13–What’re the most frustrating things about being an author?
The business side of the industry.
14–What’s your favorite scent?
15–What movie will you watch no matter what if it’s on TV?
The Lion in Winter. The first production starring Katherine Hepburn and Peter O’Toole.
16–Do you like breakfast, lunch, or dinner best?
17–What’s one thing you wish you knew more about?
18–What’s the silliest thing you’ve recently done?
Before going into isolation, some of my girlfriends decided to learn how to play mah-jong. We had a potluck lunch and it was a hoot.
19–What can readers expect from you next?
More historical fiction with Chinese characters, but not necessarily set in China.
20–How can readers reach you?
Twitter, Instagram: janiechang33
From the author of Three Souls and Dragon Springs Road comes a captivating historical novel—the third in a loosely-connected trilogy—in which a young woman travels across China with a convoy of student refugees, fleeing the hostilities of a brutal war with Japan.

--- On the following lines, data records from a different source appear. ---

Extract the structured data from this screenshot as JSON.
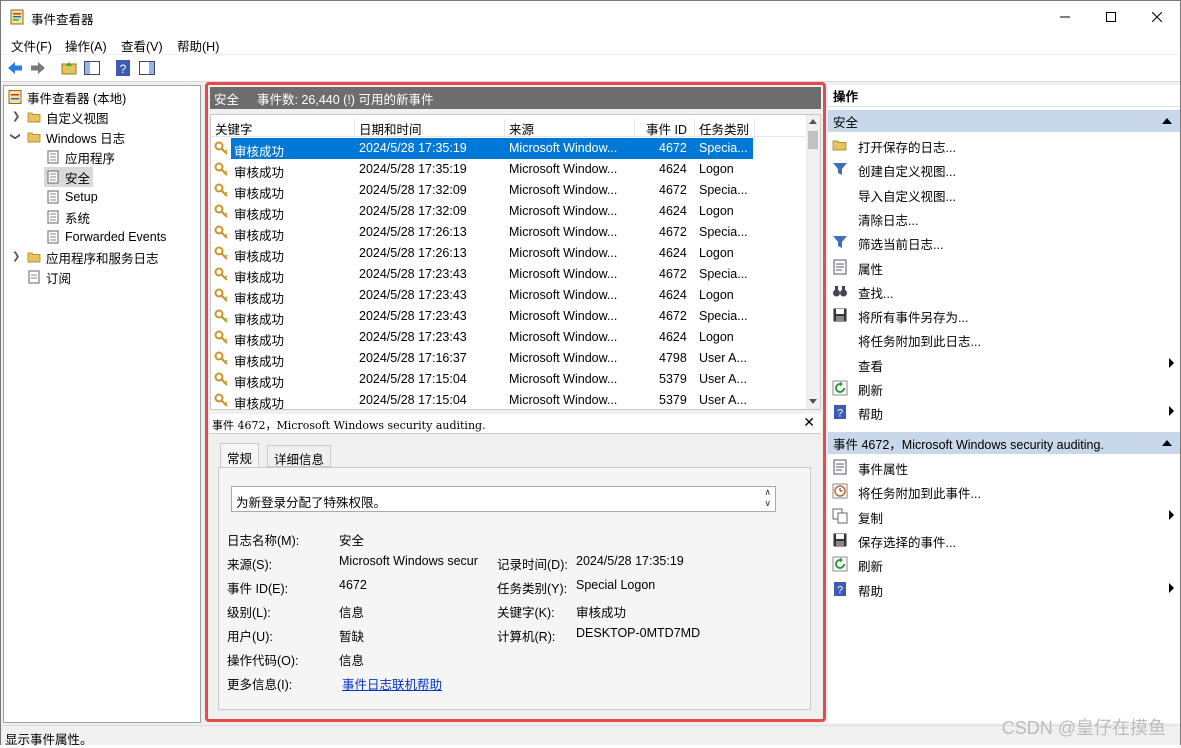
{
  "window": {
    "title": "事件查看器"
  },
  "menu": [
    "文件(F)",
    "操作(A)",
    "查看(V)",
    "帮助(H)"
  ],
  "tree": {
    "root": "事件查看器 (本地)",
    "custom_views": "自定义视图",
    "windows_logs": "Windows 日志",
    "logs": [
      "应用程序",
      "安全",
      "Setup",
      "系统",
      "Forwarded Events"
    ],
    "app_service_logs": "应用程序和服务日志",
    "subscriptions": "订阅"
  },
  "center": {
    "log_name": "安全",
    "event_count": "事件数: 26,440 (!) 可用的新事件",
    "columns": [
      "关键字",
      "日期和时间",
      "来源",
      "事件 ID",
      "任务类别"
    ],
    "rows": [
      [
        "审核成功",
        "2024/5/28 17:35:19",
        "Microsoft Window...",
        "4672",
        "Specia..."
      ],
      [
        "审核成功",
        "2024/5/28 17:35:19",
        "Microsoft Window...",
        "4624",
        "Logon"
      ],
      [
        "审核成功",
        "2024/5/28 17:32:09",
        "Microsoft Window...",
        "4672",
        "Specia..."
      ],
      [
        "审核成功",
        "2024/5/28 17:32:09",
        "Microsoft Window...",
        "4624",
        "Logon"
      ],
      [
        "审核成功",
        "2024/5/28 17:26:13",
        "Microsoft Window...",
        "4672",
        "Specia..."
      ],
      [
        "审核成功",
        "2024/5/28 17:26:13",
        "Microsoft Window...",
        "4624",
        "Logon"
      ],
      [
        "审核成功",
        "2024/5/28 17:23:43",
        "Microsoft Window...",
        "4672",
        "Specia..."
      ],
      [
        "审核成功",
        "2024/5/28 17:23:43",
        "Microsoft Window...",
        "4624",
        "Logon"
      ],
      [
        "审核成功",
        "2024/5/28 17:23:43",
        "Microsoft Window...",
        "4672",
        "Specia..."
      ],
      [
        "审核成功",
        "2024/5/28 17:23:43",
        "Microsoft Window...",
        "4624",
        "Logon"
      ],
      [
        "审核成功",
        "2024/5/28 17:16:37",
        "Microsoft Window...",
        "4798",
        "User A..."
      ],
      [
        "审核成功",
        "2024/5/28 17:15:04",
        "Microsoft Window...",
        "5379",
        "User A..."
      ],
      [
        "审核成功",
        "2024/5/28 17:15:04",
        "Microsoft Window...",
        "5379",
        "User A..."
      ]
    ],
    "detail_title": "事件 4672，Microsoft Windows security auditing.",
    "tabs": [
      "常规",
      "详细信息"
    ],
    "description": "为新登录分配了特殊权限。",
    "fields": {
      "log_name_label": "日志名称(M):",
      "log_name_value": "安全",
      "source_label": "来源(S):",
      "source_value": "Microsoft Windows secur",
      "logged_label": "记录时间(D):",
      "logged_value": "2024/5/28 17:35:19",
      "event_id_label": "事件 ID(E):",
      "event_id_value": "4672",
      "task_label": "任务类别(Y):",
      "task_value": "Special Logon",
      "level_label": "级别(L):",
      "level_value": "信息",
      "keywords_label": "关键字(K):",
      "keywords_value": "审核成功",
      "user_label": "用户(U):",
      "user_value": "暂缺",
      "computer_label": "计算机(R):",
      "computer_value": "DESKTOP-0MTD7MD",
      "opcode_label": "操作代码(O):",
      "opcode_value": "信息",
      "more_label": "更多信息(I):",
      "more_link": "事件日志联机帮助"
    }
  },
  "actions": {
    "header": "操作",
    "section1": "安全",
    "items1": [
      {
        "label": "打开保存的日志...",
        "icon": "folder-open-icon"
      },
      {
        "label": "创建自定义视图...",
        "icon": "filter-icon"
      },
      {
        "label": "导入自定义视图...",
        "icon": ""
      },
      {
        "label": "清除日志...",
        "icon": ""
      },
      {
        "label": "筛选当前日志...",
        "icon": "filter-icon"
      },
      {
        "label": "属性",
        "icon": "properties-icon"
      },
      {
        "label": "查找...",
        "icon": "binoculars-icon"
      },
      {
        "label": "将所有事件另存为...",
        "icon": "save-icon"
      },
      {
        "label": "将任务附加到此日志...",
        "icon": ""
      },
      {
        "label": "查看",
        "icon": ""
      },
      {
        "label": "刷新",
        "icon": "refresh-icon"
      },
      {
        "label": "帮助",
        "icon": "help-icon"
      }
    ],
    "section2": "事件 4672，Microsoft Windows security auditing.",
    "items2": [
      {
        "label": "事件属性",
        "icon": "properties-icon"
      },
      {
        "label": "将任务附加到此事件...",
        "icon": "clock-icon"
      },
      {
        "label": "复制",
        "icon": "copy-icon"
      },
      {
        "label": "保存选择的事件...",
        "icon": "save-icon"
      },
      {
        "label": "刷新",
        "icon": "refresh-icon"
      },
      {
        "label": "帮助",
        "icon": "help-icon"
      }
    ]
  },
  "status": "显示事件属性。",
  "watermark": "CSDN @皇仔在摸鱼",
  "colors": {
    "selection": "#0078d7",
    "highlight_border": "#e84a4a",
    "section_bg": "#c8d8ea"
  }
}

“Myths are the darkest and brightest incarnations of who we are…”
China, 1937: When Japanese bombs begin falling on the city of Nanking, nineteen-year-old Hu Lian and her classmates at Minghua University are ordered to flee. Lian and a convoy of more than a hundred students, faculty, and staff must walk a thousand miles to the safety of China’s western provinces, a journey marred by hunger, cold, and the constant threat of aerial attack. And it is not just the student refugees who are at risk: Lian and her classmates have been entrusted with a priceless treasure, a 500-year-old collection of myths and folklore known as the Library of Legends.
Her family’s past has made Lian wary of forming attachments, but the students’ common duty to safeguard the Library of Legends forms unexpected bonds. Lian finds friendship and a cautious romance with the handsome and wealthy Liu Shaoming. But after one classmate is murdered and another arrested, Lian realizes she must escape from the convoy before a family secret puts her in danger. Accompanied by Shao and the enigmatic maidservant Sparrow, Lian makes her way to Shanghai, hoping to reunite with her mother.

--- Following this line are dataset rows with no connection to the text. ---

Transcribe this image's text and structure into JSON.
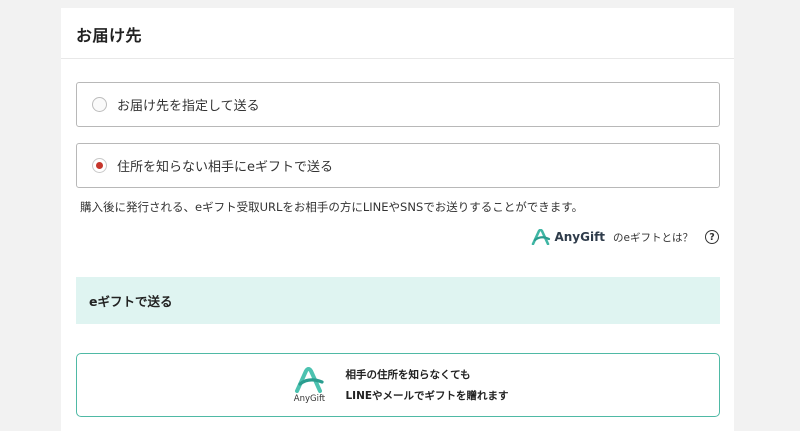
{
  "section": {
    "title": "お届け先"
  },
  "options": [
    {
      "label": "お届け先を指定して送る",
      "selected": false
    },
    {
      "label": "住所を知らない相手にeギフトで送る",
      "selected": true
    }
  ],
  "note": "購入後に発行される、eギフト受取URLをお相手の方にLINEやSNSでお送りすることができます。",
  "anygift_info": {
    "logo_text": "AnyGift",
    "link_text": "のeギフトとは？",
    "help_glyph": "?"
  },
  "egift_section": {
    "title": "eギフトで送る"
  },
  "send_option": {
    "logo_text": "AnyGift",
    "line1": "相手の住所を知らなくても",
    "line2": "LINEやメールでギフトを贈れます"
  },
  "colors": {
    "accent_teal": "#3fb6a4",
    "selected_radio": "#c6362c",
    "band_bg": "#dff4f1"
  }
}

On the journey, Lian learns of the connection between her two companions and a tale from the Library of Legends, The Willow Star and the Prince. Learning Shao and Sparrow’s true identities compels Lian to confront her feelings for Shao. But there are broader consequences too, for as the ancient books travel across China, they awaken immortals and guardian spirits to embark on an exodus of their own, one that changes the country’s fate forever.
Based on true events, rich in Chinese history and lore, The Library of Legends is both an illuminating exploration of China’s recent past and an evocative tale of love, sacrifice, and the extraordinary power of storytelling.